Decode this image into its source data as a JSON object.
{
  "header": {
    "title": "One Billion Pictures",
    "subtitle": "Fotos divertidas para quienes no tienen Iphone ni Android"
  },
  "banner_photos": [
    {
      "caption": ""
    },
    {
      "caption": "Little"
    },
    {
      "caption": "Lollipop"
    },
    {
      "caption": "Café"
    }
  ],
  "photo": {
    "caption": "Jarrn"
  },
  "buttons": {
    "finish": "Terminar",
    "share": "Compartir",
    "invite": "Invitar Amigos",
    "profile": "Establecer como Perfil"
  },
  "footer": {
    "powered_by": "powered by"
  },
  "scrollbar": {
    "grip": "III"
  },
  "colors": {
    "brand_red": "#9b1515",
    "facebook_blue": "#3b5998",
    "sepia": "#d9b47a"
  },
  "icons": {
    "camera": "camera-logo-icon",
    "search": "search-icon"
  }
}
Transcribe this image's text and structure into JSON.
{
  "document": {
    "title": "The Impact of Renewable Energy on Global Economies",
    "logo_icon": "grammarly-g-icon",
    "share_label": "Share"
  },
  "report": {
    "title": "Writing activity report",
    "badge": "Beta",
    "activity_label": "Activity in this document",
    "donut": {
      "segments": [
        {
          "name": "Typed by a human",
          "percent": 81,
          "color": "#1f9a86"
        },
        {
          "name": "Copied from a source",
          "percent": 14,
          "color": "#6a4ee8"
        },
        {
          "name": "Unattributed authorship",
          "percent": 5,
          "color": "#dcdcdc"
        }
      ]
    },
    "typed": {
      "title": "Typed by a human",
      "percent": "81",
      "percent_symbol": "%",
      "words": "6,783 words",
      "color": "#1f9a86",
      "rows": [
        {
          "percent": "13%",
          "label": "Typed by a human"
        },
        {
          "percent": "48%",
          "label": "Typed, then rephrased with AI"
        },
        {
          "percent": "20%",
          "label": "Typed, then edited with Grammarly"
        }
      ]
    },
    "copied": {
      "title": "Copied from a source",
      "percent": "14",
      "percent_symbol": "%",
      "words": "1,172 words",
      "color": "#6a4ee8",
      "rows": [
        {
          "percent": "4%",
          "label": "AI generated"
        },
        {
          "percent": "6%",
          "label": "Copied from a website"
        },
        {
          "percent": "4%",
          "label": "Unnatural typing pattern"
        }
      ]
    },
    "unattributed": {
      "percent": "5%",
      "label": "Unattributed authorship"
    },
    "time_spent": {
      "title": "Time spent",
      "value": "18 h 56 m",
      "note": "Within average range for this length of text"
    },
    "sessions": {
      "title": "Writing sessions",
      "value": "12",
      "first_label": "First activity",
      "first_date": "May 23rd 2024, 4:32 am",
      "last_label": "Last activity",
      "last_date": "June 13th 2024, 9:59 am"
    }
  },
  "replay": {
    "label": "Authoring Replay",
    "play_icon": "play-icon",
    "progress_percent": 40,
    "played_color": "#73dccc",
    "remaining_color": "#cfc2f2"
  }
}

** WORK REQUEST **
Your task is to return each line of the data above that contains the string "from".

** SOLUTION TO THIS EXERCISE **
          "name": "Copied from a source",
      "title": "Copied from a source",
          "label": "Copied from a website"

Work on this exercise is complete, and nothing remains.